§ **RECORD EXTRACTS**:
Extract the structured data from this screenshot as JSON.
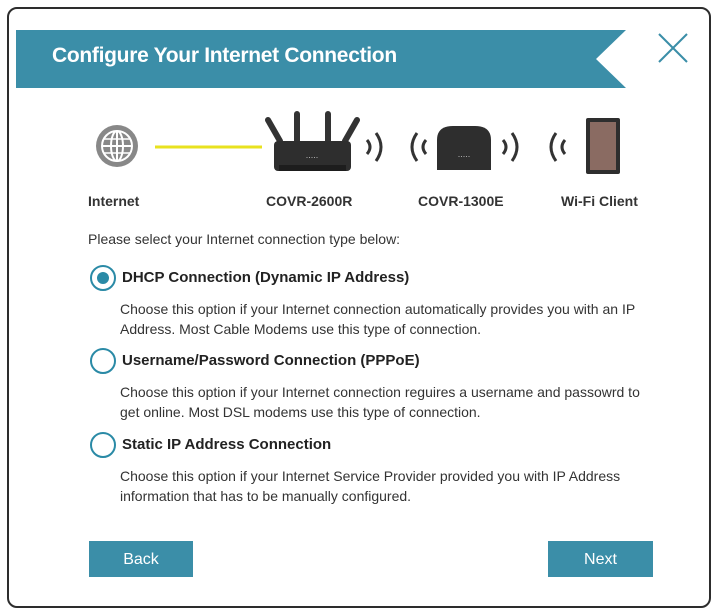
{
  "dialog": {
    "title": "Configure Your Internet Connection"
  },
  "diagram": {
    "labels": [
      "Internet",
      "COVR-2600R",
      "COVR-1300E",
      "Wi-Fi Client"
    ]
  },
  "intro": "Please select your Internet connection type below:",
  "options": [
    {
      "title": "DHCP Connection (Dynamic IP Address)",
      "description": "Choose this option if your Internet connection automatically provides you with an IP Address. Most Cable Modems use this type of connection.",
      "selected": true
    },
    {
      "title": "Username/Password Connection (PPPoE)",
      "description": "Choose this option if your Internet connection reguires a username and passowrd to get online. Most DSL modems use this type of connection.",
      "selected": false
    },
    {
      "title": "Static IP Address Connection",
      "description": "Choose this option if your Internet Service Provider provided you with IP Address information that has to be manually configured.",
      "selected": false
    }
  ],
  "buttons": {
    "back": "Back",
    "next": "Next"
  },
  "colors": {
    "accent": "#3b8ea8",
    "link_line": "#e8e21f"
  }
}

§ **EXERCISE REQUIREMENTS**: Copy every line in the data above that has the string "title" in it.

§ **TASK RESPONSE**:
    "title": "Configure Your Internet Connection"
      "title": "DHCP Connection (Dynamic IP Address)",
      "title": "Username/Password Connection (PPPoE)",
      "title": "Static IP Address Connection",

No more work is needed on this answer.